> **Exercise**
What's wanted is each entry repeated verbatim, minus its images.

> **Excerpted records**

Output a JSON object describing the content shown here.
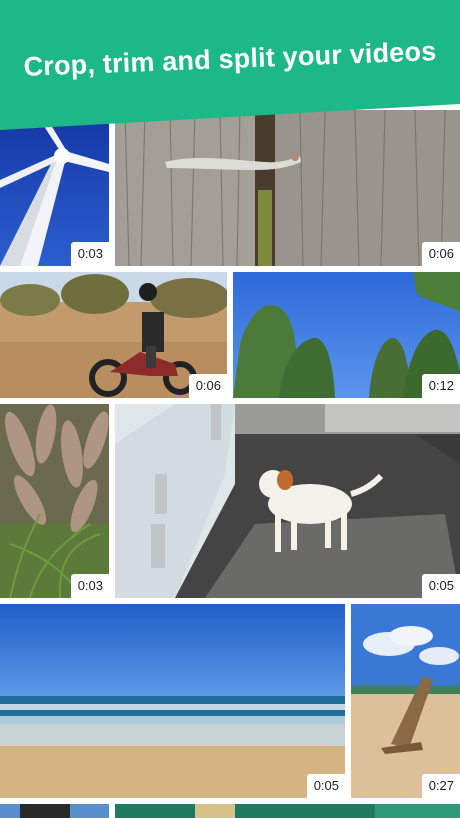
{
  "banner": {
    "title": "Crop, trim and split your videos"
  },
  "colors": {
    "accent": "#1db887"
  },
  "tiles": [
    {
      "name": "wind-turbine",
      "duration": "0:03"
    },
    {
      "name": "lizard-on-bench",
      "duration": "0:06"
    },
    {
      "name": "motorbike-rider",
      "duration": "0:06"
    },
    {
      "name": "trees-sky",
      "duration": "0:12"
    },
    {
      "name": "grass-plumes",
      "duration": "0:03"
    },
    {
      "name": "dog-on-balcony",
      "duration": "0:05"
    },
    {
      "name": "ocean-beach",
      "duration": "0:05"
    },
    {
      "name": "beach-driftwood",
      "duration": "0:27"
    },
    {
      "name": "partial-bottom-left",
      "duration": ""
    },
    {
      "name": "partial-bottom-right",
      "duration": ""
    }
  ]
}
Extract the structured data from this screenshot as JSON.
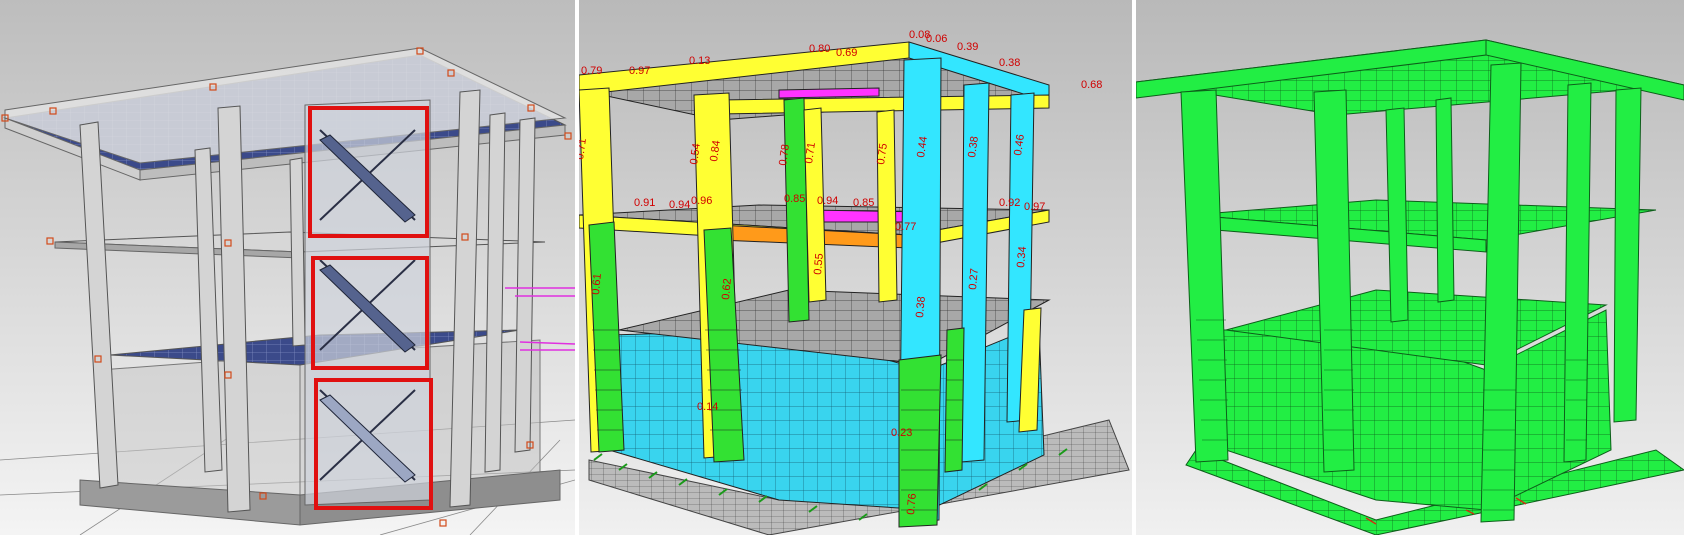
{
  "panels": [
    {
      "id": "geometry",
      "role": "3D structural model with highlighted staircases"
    },
    {
      "id": "utilization",
      "role": "element utilization ratio view"
    },
    {
      "id": "check",
      "role": "design check results view"
    }
  ],
  "colors": {
    "background_top": "#b9b9b9",
    "background_bottom": "#f3f3f3",
    "concrete": "#d9d9d9",
    "concrete_dark": "#9a9a9a",
    "slab_mesh": "#2e3c78",
    "highlight_box": "#e01010",
    "util_yellow": "#ffff33",
    "util_green": "#33e133",
    "util_cyan": "#33e6ff",
    "util_orange": "#ff9a1a",
    "util_magenta": "#ff33ff",
    "check_green": "#22ee44",
    "ground_mesh": "#8a8a8a",
    "label_red": "#d00000"
  },
  "utilization_labels": [
    {
      "text": "0.79"
    },
    {
      "text": "0.97"
    },
    {
      "text": "0.13"
    },
    {
      "text": "0.80"
    },
    {
      "text": "0.69"
    },
    {
      "text": "0.08"
    },
    {
      "text": "0.06"
    },
    {
      "text": "0.39"
    },
    {
      "text": "0.38"
    },
    {
      "text": "0.68"
    },
    {
      "text": "0.71"
    },
    {
      "text": "0.54"
    },
    {
      "text": "0.84"
    },
    {
      "text": "0.78"
    },
    {
      "text": "0.71"
    },
    {
      "text": "0.75"
    },
    {
      "text": "0.44"
    },
    {
      "text": "0.38"
    },
    {
      "text": "0.46"
    },
    {
      "text": "0.91"
    },
    {
      "text": "0.94"
    },
    {
      "text": "0.96"
    },
    {
      "text": "0.85"
    },
    {
      "text": "0.94"
    },
    {
      "text": "0.85"
    },
    {
      "text": "0.77"
    },
    {
      "text": "0.92"
    },
    {
      "text": "0.97"
    },
    {
      "text": "0.61"
    },
    {
      "text": "0.62"
    },
    {
      "text": "0.55"
    },
    {
      "text": "0.38"
    },
    {
      "text": "0.27"
    },
    {
      "text": "0.34"
    },
    {
      "text": "0.23"
    },
    {
      "text": "0.14"
    },
    {
      "text": "0.76"
    }
  ],
  "highlighted_staircases": 3
}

> **Answer space**
Output a JSON object describing the content shown here.
{
  "banner": {
    "title": "Crop, trim and split your videos"
  },
  "colors": {
    "accent": "#1db887"
  },
  "tiles": [
    {
      "name": "wind-turbine",
      "duration": "0:03"
    },
    {
      "name": "lizard-on-bench",
      "duration": "0:06"
    },
    {
      "name": "motorbike-rider",
      "duration": "0:06"
    },
    {
      "name": "trees-sky",
      "duration": "0:12"
    },
    {
      "name": "grass-plumes",
      "duration": "0:03"
    },
    {
      "name": "dog-on-balcony",
      "duration": "0:05"
    },
    {
      "name": "ocean-beach",
      "duration": "0:05"
    },
    {
      "name": "beach-driftwood",
      "duration": "0:27"
    },
    {
      "name": "partial-bottom-left",
      "duration": ""
    },
    {
      "name": "partial-bottom-right",
      "duration": ""
    }
  ]
}
Extract the structured data from this screenshot as JSON.
{
  "panels": [
    {
      "id": "geometry",
      "role": "3D structural model with highlighted staircases"
    },
    {
      "id": "utilization",
      "role": "element utilization ratio view"
    },
    {
      "id": "check",
      "role": "design check results view"
    }
  ],
  "colors": {
    "background_top": "#b9b9b9",
    "background_bottom": "#f3f3f3",
    "concrete": "#d9d9d9",
    "concrete_dark": "#9a9a9a",
    "slab_mesh": "#2e3c78",
    "highlight_box": "#e01010",
    "util_yellow": "#ffff33",
    "util_green": "#33e133",
    "util_cyan": "#33e6ff",
    "util_orange": "#ff9a1a",
    "util_magenta": "#ff33ff",
    "check_green": "#22ee44",
    "ground_mesh": "#8a8a8a",
    "label_red": "#d00000"
  },
  "utilization_labels": [
    {
      "text": "0.79"
    },
    {
      "text": "0.97"
    },
    {
      "text": "0.13"
    },
    {
      "text": "0.80"
    },
    {
      "text": "0.69"
    },
    {
      "text": "0.08"
    },
    {
      "text": "0.06"
    },
    {
      "text": "0.39"
    },
    {
      "text": "0.38"
    },
    {
      "text": "0.68"
    },
    {
      "text": "0.71"
    },
    {
      "text": "0.54"
    },
    {
      "text": "0.84"
    },
    {
      "text": "0.78"
    },
    {
      "text": "0.71"
    },
    {
      "text": "0.75"
    },
    {
      "text": "0.44"
    },
    {
      "text": "0.38"
    },
    {
      "text": "0.46"
    },
    {
      "text": "0.91"
    },
    {
      "text": "0.94"
    },
    {
      "text": "0.96"
    },
    {
      "text": "0.85"
    },
    {
      "text": "0.94"
    },
    {
      "text": "0.85"
    },
    {
      "text": "0.77"
    },
    {
      "text": "0.92"
    },
    {
      "text": "0.97"
    },
    {
      "text": "0.61"
    },
    {
      "text": "0.62"
    },
    {
      "text": "0.55"
    },
    {
      "text": "0.38"
    },
    {
      "text": "0.27"
    },
    {
      "text": "0.34"
    },
    {
      "text": "0.23"
    },
    {
      "text": "0.14"
    },
    {
      "text": "0.76"
    }
  ],
  "highlighted_staircases": 3
}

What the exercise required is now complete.